(Data about app and page elements)
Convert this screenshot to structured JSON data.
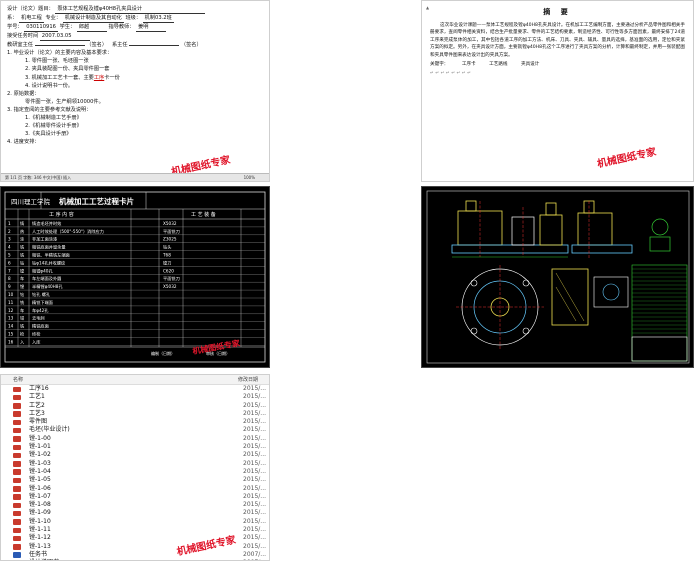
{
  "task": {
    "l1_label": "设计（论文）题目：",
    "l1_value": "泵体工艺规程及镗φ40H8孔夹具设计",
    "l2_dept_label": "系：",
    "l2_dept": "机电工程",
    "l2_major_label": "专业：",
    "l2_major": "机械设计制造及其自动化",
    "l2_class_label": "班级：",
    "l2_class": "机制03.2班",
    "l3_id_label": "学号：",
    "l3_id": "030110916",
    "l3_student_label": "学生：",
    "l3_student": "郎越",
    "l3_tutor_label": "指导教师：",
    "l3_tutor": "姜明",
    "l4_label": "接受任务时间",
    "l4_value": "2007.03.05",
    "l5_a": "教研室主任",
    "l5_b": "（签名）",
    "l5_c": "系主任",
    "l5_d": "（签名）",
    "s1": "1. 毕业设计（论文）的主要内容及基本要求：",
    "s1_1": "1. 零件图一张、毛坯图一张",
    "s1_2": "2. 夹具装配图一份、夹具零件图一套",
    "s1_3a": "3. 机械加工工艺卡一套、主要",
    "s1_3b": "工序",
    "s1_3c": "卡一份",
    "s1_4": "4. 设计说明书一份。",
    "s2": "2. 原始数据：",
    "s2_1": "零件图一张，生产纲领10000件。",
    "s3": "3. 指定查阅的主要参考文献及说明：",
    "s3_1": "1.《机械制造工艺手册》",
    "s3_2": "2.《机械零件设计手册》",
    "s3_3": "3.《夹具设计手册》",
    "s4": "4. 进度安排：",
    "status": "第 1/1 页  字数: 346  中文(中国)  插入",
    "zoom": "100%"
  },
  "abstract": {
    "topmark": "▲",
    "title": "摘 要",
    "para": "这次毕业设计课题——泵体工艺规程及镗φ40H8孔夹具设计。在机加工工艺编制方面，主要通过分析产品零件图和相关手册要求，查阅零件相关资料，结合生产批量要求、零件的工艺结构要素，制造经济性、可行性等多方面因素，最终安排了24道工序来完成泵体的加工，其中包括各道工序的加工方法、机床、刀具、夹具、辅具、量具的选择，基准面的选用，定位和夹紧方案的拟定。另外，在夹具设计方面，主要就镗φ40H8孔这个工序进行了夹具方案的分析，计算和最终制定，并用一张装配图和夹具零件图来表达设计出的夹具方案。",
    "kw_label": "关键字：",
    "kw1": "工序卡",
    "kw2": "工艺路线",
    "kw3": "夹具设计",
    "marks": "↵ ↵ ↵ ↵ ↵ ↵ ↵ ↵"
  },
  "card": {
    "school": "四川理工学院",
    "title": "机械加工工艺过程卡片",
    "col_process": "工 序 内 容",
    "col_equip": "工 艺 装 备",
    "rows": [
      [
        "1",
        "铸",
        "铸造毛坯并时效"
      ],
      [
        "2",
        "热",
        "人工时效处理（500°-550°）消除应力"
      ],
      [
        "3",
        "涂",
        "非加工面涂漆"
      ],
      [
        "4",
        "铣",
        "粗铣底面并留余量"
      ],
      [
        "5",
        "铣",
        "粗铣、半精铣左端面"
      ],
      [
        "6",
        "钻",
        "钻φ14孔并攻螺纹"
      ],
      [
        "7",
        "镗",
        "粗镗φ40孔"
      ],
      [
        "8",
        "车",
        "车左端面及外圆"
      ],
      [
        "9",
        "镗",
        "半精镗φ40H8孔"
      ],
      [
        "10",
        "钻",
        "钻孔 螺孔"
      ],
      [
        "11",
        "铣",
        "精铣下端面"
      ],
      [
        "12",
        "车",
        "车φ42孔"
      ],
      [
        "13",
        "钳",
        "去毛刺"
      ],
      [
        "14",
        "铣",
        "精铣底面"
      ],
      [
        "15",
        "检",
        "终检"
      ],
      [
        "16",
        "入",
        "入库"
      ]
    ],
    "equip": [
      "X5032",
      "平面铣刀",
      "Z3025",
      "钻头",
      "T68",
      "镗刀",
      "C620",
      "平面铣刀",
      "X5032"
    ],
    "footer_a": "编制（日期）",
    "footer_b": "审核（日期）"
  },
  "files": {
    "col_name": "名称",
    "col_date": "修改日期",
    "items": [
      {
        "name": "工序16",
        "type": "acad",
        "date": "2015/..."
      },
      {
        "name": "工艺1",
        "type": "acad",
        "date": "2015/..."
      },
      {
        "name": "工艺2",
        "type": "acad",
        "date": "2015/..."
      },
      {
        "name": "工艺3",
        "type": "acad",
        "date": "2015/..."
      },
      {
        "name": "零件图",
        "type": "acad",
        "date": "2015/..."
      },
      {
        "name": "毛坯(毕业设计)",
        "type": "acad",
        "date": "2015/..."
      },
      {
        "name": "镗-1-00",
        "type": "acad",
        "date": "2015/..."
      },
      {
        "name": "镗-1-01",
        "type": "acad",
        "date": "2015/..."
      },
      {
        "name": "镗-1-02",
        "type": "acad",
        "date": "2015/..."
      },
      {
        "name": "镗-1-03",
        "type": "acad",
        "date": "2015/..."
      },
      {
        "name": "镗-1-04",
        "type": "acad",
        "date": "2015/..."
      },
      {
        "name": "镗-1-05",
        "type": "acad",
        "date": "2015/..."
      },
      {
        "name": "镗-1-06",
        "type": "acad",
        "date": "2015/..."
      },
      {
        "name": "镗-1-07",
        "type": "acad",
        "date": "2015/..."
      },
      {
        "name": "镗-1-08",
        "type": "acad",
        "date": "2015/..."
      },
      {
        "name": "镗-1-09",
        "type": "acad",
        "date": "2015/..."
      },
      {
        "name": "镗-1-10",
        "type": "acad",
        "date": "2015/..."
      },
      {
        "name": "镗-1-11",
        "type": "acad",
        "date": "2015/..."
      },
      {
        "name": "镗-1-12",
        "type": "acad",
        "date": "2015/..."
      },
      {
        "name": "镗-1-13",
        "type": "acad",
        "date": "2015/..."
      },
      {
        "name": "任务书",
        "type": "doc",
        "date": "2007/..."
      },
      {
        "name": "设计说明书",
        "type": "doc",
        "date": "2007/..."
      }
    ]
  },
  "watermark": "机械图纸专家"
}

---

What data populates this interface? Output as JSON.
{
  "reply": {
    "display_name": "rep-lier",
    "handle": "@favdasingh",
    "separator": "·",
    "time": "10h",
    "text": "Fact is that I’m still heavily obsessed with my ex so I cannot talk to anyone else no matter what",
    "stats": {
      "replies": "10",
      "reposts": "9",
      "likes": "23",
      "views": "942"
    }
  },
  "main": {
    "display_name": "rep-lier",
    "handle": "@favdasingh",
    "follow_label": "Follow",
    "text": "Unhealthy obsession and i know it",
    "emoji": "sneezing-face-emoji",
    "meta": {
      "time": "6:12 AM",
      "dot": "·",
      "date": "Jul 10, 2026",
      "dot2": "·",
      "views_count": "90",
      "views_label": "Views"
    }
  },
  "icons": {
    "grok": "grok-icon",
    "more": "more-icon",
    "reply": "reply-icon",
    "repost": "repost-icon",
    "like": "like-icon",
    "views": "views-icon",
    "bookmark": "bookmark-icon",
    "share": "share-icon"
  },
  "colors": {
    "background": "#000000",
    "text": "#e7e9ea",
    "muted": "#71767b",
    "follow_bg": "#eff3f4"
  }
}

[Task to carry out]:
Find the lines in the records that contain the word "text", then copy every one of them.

[Answer below]:
    "text": "Fact is that I’m still heavily obsessed with my ex so I cannot talk to anyone else no matter what",
    "text": "Unhealthy obsession and i know it",
    "text": "#e7e9ea",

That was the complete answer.